*** Supplied entries ***

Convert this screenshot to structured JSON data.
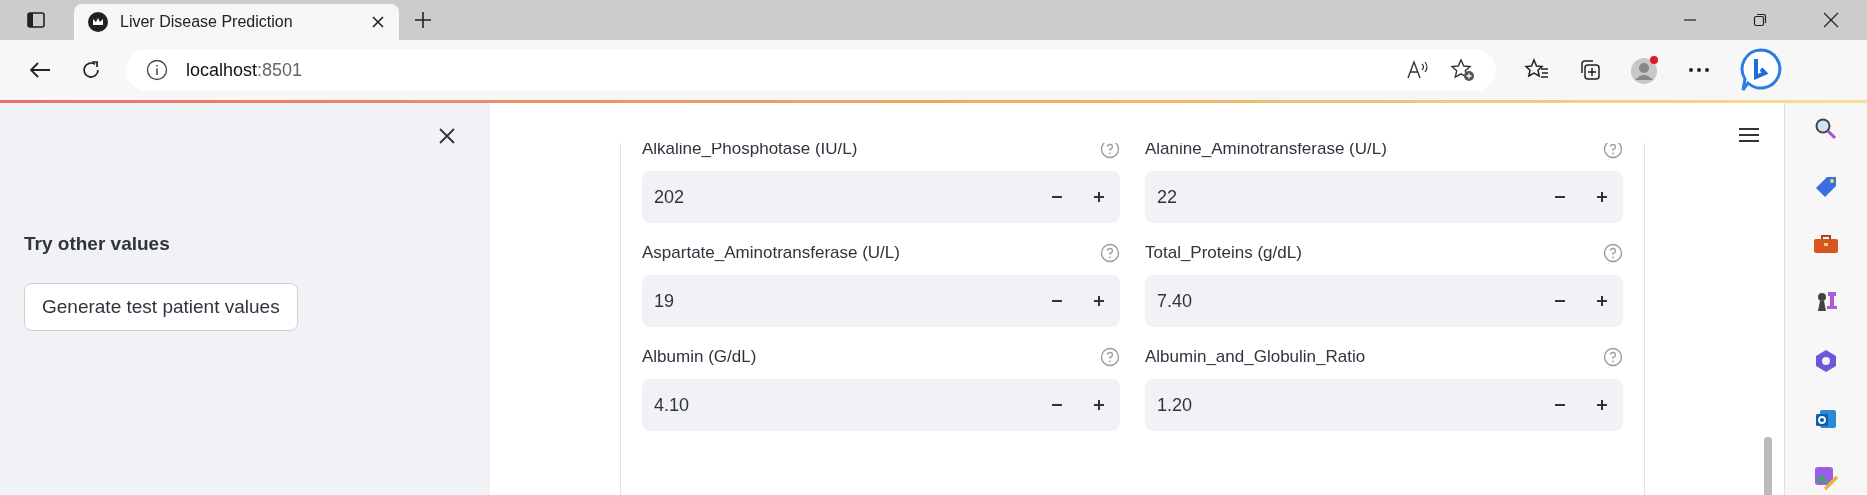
{
  "browser": {
    "tab_title": "Liver Disease Prediction",
    "url_host": "localhost",
    "url_port": ":8501"
  },
  "sidebar": {
    "heading": "Try other values",
    "button": "Generate test patient values"
  },
  "fields": [
    {
      "label": "Alkaline_Phosphotase (IU/L)",
      "value": "202"
    },
    {
      "label": "Alanine_Aminotransferase (U/L)",
      "value": "22"
    },
    {
      "label": "Aspartate_Aminotransferase (U/L)",
      "value": "19"
    },
    {
      "label": "Total_Proteins (g/dL)",
      "value": "7.40"
    },
    {
      "label": "Albumin (G/dL)",
      "value": "4.10"
    },
    {
      "label": "Albumin_and_Globulin_Ratio",
      "value": "1.20"
    }
  ]
}
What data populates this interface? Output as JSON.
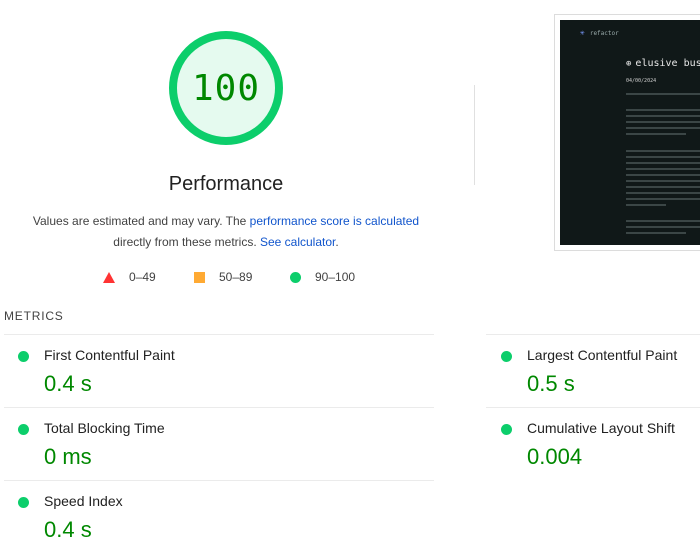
{
  "gauge": {
    "score": "100",
    "score_fraction": 1.0,
    "title": "Performance",
    "ring_color": "#0cce6b",
    "fill_color": "#e5faef",
    "text_color": "#008800"
  },
  "description": {
    "text_1": "Values are estimated and may vary. The ",
    "link_1": "performance score is calculated",
    "text_2": " directly from these metrics. ",
    "link_2": "See calculator",
    "text_3": "."
  },
  "legend": {
    "fail": {
      "label": "0–49",
      "icon": "red-triangle-icon",
      "color": "#ff3333"
    },
    "average": {
      "label": "50–89",
      "icon": "orange-square-icon",
      "color": "#ffaa33"
    },
    "pass": {
      "label": "90–100",
      "icon": "green-circle-icon",
      "color": "#0cce6b"
    }
  },
  "screenshot": {
    "brand": "refactor",
    "title": "elusive bus",
    "date": "04/00/2024"
  },
  "metrics": {
    "header": "METRICS",
    "items": [
      {
        "name": "First Contentful Paint",
        "value": "0.4 s",
        "status": "pass"
      },
      {
        "name": "Largest Contentful Paint",
        "value": "0.5 s",
        "status": "pass"
      },
      {
        "name": "Total Blocking Time",
        "value": "0 ms",
        "status": "pass"
      },
      {
        "name": "Cumulative Layout Shift",
        "value": "0.004",
        "status": "pass"
      },
      {
        "name": "Speed Index",
        "value": "0.4 s",
        "status": "pass"
      }
    ]
  }
}
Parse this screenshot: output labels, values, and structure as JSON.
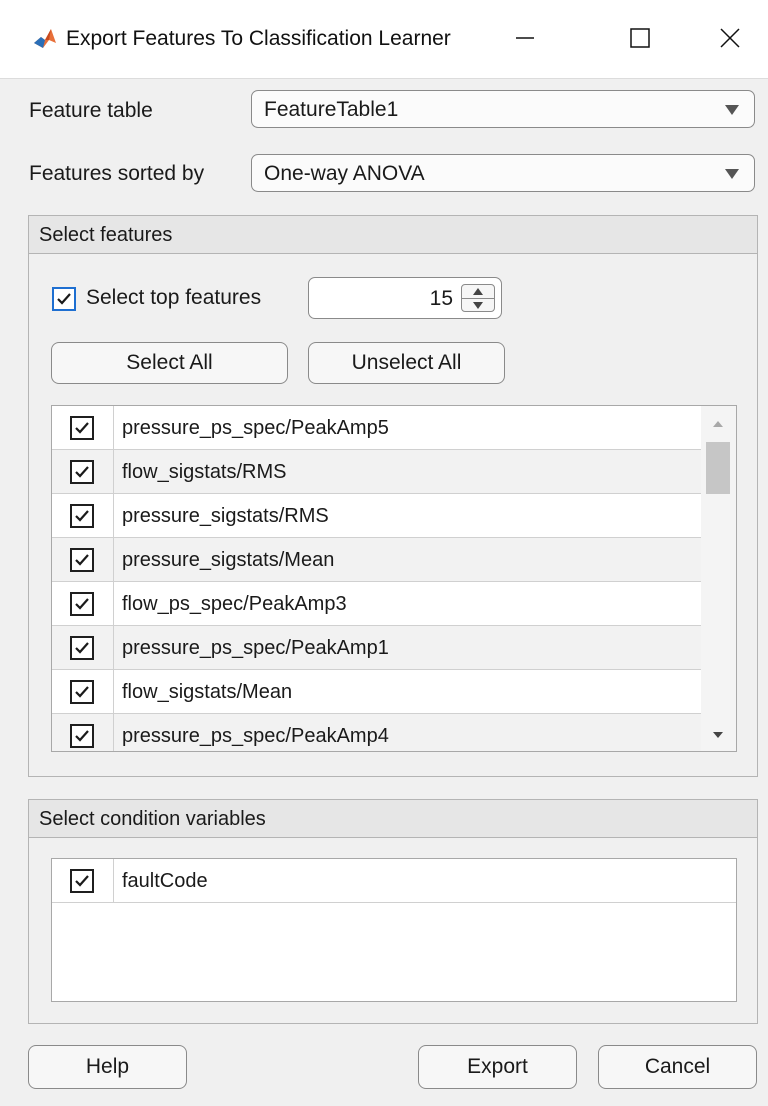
{
  "window": {
    "title": "Export Features To Classification Learner"
  },
  "form": {
    "feature_table_label": "Feature table",
    "feature_table_value": "FeatureTable1",
    "sorted_by_label": "Features sorted by",
    "sorted_by_value": "One-way ANOVA"
  },
  "select_features": {
    "title": "Select features",
    "top_features_label": "Select top features",
    "top_features_checked": true,
    "top_features_count": "15",
    "select_all_label": "Select All",
    "unselect_all_label": "Unselect All",
    "rows": [
      {
        "label": "pressure_ps_spec/PeakAmp5",
        "checked": true
      },
      {
        "label": "flow_sigstats/RMS",
        "checked": true
      },
      {
        "label": "pressure_sigstats/RMS",
        "checked": true
      },
      {
        "label": "pressure_sigstats/Mean",
        "checked": true
      },
      {
        "label": "flow_ps_spec/PeakAmp3",
        "checked": true
      },
      {
        "label": "pressure_ps_spec/PeakAmp1",
        "checked": true
      },
      {
        "label": "flow_sigstats/Mean",
        "checked": true
      },
      {
        "label": "pressure_ps_spec/PeakAmp4",
        "checked": true
      }
    ]
  },
  "condition_variables": {
    "title": "Select condition variables",
    "rows": [
      {
        "label": "faultCode",
        "checked": true
      }
    ]
  },
  "footer": {
    "help_label": "Help",
    "export_label": "Export",
    "cancel_label": "Cancel"
  },
  "colors": {
    "accent": "#1e6fd1",
    "background": "#f0f0f0",
    "panel_header": "#e6e6e6"
  }
}
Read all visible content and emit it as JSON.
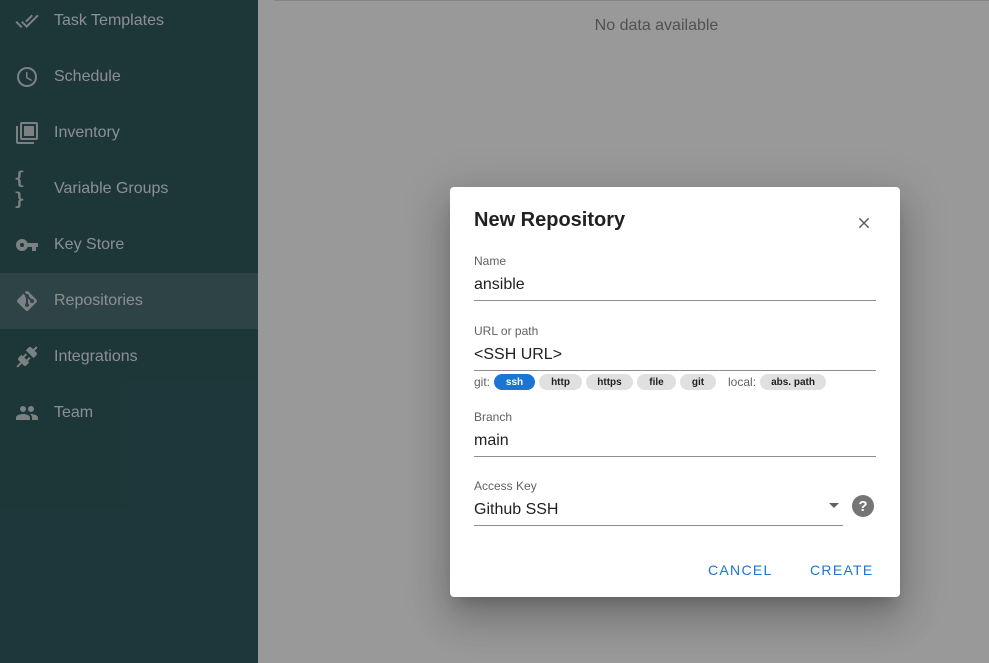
{
  "sidebar": {
    "items": [
      {
        "label": "Task Templates",
        "icon": "double-check-icon"
      },
      {
        "label": "Schedule",
        "icon": "clock-icon"
      },
      {
        "label": "Inventory",
        "icon": "monitor-icon"
      },
      {
        "label": "Variable Groups",
        "icon": "braces-icon",
        "glyph": "{ }"
      },
      {
        "label": "Key Store",
        "icon": "key-icon"
      },
      {
        "label": "Repositories",
        "icon": "git-icon",
        "active": true
      },
      {
        "label": "Integrations",
        "icon": "plug-icon"
      },
      {
        "label": "Team",
        "icon": "people-icon"
      }
    ]
  },
  "main": {
    "empty_text": "No data available"
  },
  "dialog": {
    "title": "New Repository",
    "name_field": {
      "label": "Name",
      "value": "ansible"
    },
    "url_field": {
      "label": "URL or path",
      "value": "<SSH URL>"
    },
    "url_types": {
      "git_label": "git:",
      "git_options": [
        "ssh",
        "http",
        "https",
        "file",
        "git"
      ],
      "selected": "ssh",
      "local_label": "local:",
      "local_options": [
        "abs. path"
      ]
    },
    "branch_field": {
      "label": "Branch",
      "value": "main"
    },
    "access_key_field": {
      "label": "Access Key",
      "value": "Github SSH"
    },
    "help_glyph": "?",
    "cancel_label": "CANCEL",
    "create_label": "CREATE"
  },
  "colors": {
    "sidebar_bg": "#1b4a4f",
    "sidebar_active_bg": "#3a6064",
    "accent": "#1976d2",
    "overlay": "rgba(33,33,33,0.46)"
  }
}
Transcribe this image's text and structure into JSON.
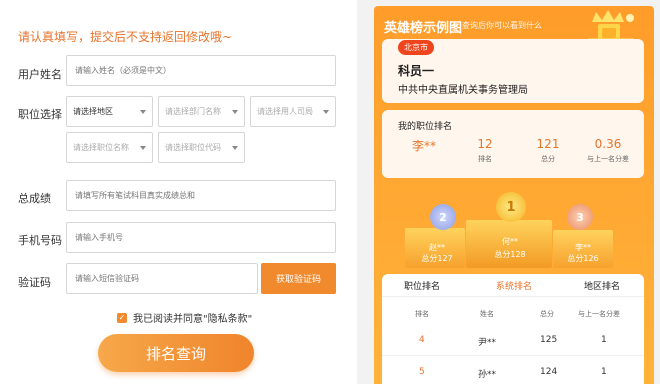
{
  "form": {
    "notice": "请认真填写，提交后不支持返回修改哦~",
    "name_label": "用户姓名",
    "name_placeholder": "请输入姓名（必须是中文）",
    "job_label": "职位选择",
    "region_select": "请选择地区",
    "dept_select": "请选择部门名称",
    "employer_select": "请选择用人司局",
    "position_select": "请选择职位名称",
    "code_select": "请选择职位代码",
    "score_label": "总成绩",
    "score_placeholder": "请填写所有笔试科目真实成绩总和",
    "phone_label": "手机号码",
    "phone_placeholder": "请输入手机号",
    "verify_label": "验证码",
    "verify_placeholder": "请输入短信验证码",
    "get_code_button": "获取验证码",
    "agree_text": "我已阅读并同意\"隐私条款\"",
    "submit_button": "排名查询"
  },
  "panel": {
    "title": "英雄榜示例图",
    "subtitle": "查询后你可以看到什么",
    "city": "北京市",
    "person": "科员一",
    "org": "中共中央直属机关事务管理局",
    "my_rank_title": "我的职位排名",
    "stats": [
      {
        "value": "李**",
        "key": ""
      },
      {
        "value": "12",
        "key": "排名"
      },
      {
        "value": "121",
        "key": "总分"
      },
      {
        "value": "0.36",
        "key": "与上一名分差"
      }
    ],
    "podium": [
      {
        "medal": "2",
        "name": "赵**",
        "score": "总分127"
      },
      {
        "medal": "1",
        "name": "何**",
        "score": "总分128"
      },
      {
        "medal": "3",
        "name": "李**",
        "score": "总分126"
      }
    ],
    "tabs": [
      "职位排名",
      "系统排名",
      "地区排名"
    ],
    "headers": [
      "排名",
      "姓名",
      "总分",
      "与上一名分差"
    ],
    "rows": [
      {
        "rank": "4",
        "name": "尹**",
        "score": "125",
        "diff": "1"
      },
      {
        "rank": "5",
        "name": "孙**",
        "score": "124",
        "diff": "1"
      }
    ],
    "colors": {
      "accent": "#f08a2c",
      "panel": "#ffa631",
      "badge": "#f0441d"
    }
  }
}
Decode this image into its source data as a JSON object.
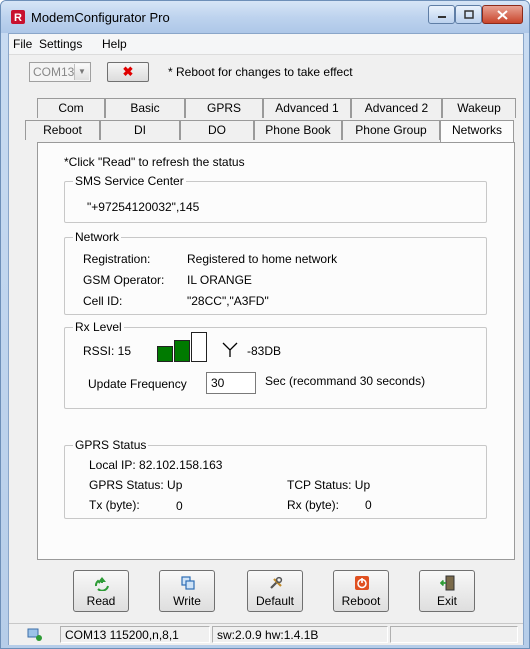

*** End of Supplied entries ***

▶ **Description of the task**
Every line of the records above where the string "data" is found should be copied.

▶ **Response to the task**
Convert this screenshot to structured JSON data.
What data populates this interface? Output as JSON.
    "empty_text": "No data available"
Decode this image into its source data as a JSON object.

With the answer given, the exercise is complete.